    See Under: LOVE: A Novel

    David Grossman

    In this powerful novel by one of Israel’s most prominent writers, Momik, the only child of Holocaust survivors, grows up in the shadow of his parents’ history. Determined to exorcise the Nazi “beast” from their shattered lives and prepare for a second holocaust he knows is coming, Momik increasingly shields himself from all feeling and attachment. But through the stories his great-uncle tells him—the same stories he told the commandant of a Nazi concentration camp—Momik, too, becomes “infected with humanity.” Grossman’s masterly fusing of vision, thought, and emotion make See Under: Love a luminously imaginative and profoundly affecting work.
  15. The Selected Works of T.S. Spivet

Reif Larsen

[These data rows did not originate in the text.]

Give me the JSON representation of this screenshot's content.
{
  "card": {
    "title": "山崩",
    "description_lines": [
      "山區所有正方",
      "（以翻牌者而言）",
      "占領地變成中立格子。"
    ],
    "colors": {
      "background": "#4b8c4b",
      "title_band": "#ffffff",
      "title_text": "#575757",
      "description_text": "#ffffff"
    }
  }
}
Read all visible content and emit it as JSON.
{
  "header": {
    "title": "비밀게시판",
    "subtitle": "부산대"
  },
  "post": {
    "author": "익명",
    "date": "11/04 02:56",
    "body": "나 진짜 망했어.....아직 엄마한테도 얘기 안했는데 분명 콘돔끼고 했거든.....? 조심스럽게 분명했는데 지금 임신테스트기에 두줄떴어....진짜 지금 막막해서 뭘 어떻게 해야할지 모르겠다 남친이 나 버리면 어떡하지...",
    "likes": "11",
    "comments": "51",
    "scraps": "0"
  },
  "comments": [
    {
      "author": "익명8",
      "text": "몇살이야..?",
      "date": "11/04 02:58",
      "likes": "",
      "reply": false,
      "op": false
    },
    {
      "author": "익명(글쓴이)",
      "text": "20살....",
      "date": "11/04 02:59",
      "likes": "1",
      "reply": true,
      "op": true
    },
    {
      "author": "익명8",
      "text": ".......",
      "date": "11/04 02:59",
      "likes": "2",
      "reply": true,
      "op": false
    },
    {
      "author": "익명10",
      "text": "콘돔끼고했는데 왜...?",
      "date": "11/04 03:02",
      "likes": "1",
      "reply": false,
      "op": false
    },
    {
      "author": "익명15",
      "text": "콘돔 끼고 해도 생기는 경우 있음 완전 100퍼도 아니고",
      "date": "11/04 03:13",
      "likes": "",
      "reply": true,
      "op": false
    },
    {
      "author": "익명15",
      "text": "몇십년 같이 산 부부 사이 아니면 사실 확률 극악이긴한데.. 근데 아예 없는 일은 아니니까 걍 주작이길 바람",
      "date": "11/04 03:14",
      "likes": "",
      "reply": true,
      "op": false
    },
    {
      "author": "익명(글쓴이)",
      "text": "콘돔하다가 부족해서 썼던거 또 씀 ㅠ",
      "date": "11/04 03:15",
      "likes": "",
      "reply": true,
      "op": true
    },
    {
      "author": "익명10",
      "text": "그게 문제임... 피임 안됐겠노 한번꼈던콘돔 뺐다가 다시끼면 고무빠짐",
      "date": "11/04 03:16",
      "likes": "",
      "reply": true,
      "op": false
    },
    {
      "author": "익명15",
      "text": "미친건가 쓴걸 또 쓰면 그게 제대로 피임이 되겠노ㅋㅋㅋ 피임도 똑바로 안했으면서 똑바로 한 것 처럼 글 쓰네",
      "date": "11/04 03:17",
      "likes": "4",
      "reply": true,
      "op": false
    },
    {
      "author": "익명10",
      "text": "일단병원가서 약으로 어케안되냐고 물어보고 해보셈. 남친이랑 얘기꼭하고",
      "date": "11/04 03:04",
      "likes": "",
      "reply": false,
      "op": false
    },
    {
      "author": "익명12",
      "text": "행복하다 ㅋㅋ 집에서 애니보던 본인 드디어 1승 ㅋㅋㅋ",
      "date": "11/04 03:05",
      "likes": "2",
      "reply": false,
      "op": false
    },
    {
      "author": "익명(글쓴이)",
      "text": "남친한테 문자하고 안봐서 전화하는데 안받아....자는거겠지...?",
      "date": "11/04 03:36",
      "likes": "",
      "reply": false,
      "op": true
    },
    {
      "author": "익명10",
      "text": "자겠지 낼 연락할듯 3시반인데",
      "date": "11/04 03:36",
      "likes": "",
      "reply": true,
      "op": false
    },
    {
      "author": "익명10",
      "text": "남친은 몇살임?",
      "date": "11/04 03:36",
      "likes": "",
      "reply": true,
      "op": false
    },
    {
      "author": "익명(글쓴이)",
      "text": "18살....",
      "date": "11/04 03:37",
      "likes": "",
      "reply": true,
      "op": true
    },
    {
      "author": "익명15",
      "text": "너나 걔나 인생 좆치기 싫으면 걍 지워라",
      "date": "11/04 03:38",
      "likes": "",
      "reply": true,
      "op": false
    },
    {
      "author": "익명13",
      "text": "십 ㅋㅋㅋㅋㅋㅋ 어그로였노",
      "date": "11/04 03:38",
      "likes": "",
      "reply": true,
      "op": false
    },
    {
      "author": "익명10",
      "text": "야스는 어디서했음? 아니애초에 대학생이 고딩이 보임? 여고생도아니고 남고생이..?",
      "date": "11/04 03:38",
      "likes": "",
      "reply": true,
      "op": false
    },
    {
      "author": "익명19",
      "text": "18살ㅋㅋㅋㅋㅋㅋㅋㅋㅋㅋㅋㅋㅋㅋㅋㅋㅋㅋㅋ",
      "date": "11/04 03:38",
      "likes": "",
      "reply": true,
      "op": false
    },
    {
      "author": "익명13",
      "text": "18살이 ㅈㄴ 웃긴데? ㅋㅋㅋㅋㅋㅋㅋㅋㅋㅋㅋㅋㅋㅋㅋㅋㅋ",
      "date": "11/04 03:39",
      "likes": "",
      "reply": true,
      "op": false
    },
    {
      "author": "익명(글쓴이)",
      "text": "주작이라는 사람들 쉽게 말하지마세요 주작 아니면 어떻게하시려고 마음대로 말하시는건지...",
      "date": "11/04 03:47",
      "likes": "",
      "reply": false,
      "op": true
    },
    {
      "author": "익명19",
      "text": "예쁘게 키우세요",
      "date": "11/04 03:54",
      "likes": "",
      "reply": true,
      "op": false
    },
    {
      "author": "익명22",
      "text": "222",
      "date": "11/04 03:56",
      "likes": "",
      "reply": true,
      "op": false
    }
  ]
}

  Discover The Selected Works of T. S. Spivet for iPad.A boundary-leaping debut tracing a gifted young map maker’s attempt to understand the ways of the world When twelve-year-old genius cartographer T. S. Spivet receives an unexpected phone call from the Smithsonian announcing he has won the prestigious Baird Award, life as normal—if you consider mapping dinner table conversations normal—is interrupted and a wild cross-country adventure begins, taking T. S. from his family home just north of Divide, Montana, to the museum’s hallowed halls. There are some answers here on the road from Divide and some new questions, too. How does one map the delicate lessons learned about family or communicate the ebbs and flows of heartbreak, loneliness, and love?

    The Selected Works of T.S. Spivet

    Reif Larsen

    Discover The Selected Works of T. S. Spivet for iPad.

    A boundary-leaping debut tracing a gifted young map maker’s attempt to understand the ways of the world

    When twelve-year-old genius cartographer T. S. Spivet receives an unexpected phone call from the Smithsonian announcing he has won the prestigious Baird Award, life as normal—if you consider mapping dinner table conversations normal—is interrupted and a wild cross-country adventure begins, taking T. S. from his family home just north of Divide, Montana, to the museum’s hallowed halls.

    There are some answers here on the road from Divide and some new questions, too. How does one map the delicate lessons learned about family or communicate the ebbs and flows of heartbreak, loneliness, and love?

Otlet's Shelf theme by Andrew LeClair & Rob Giampietro.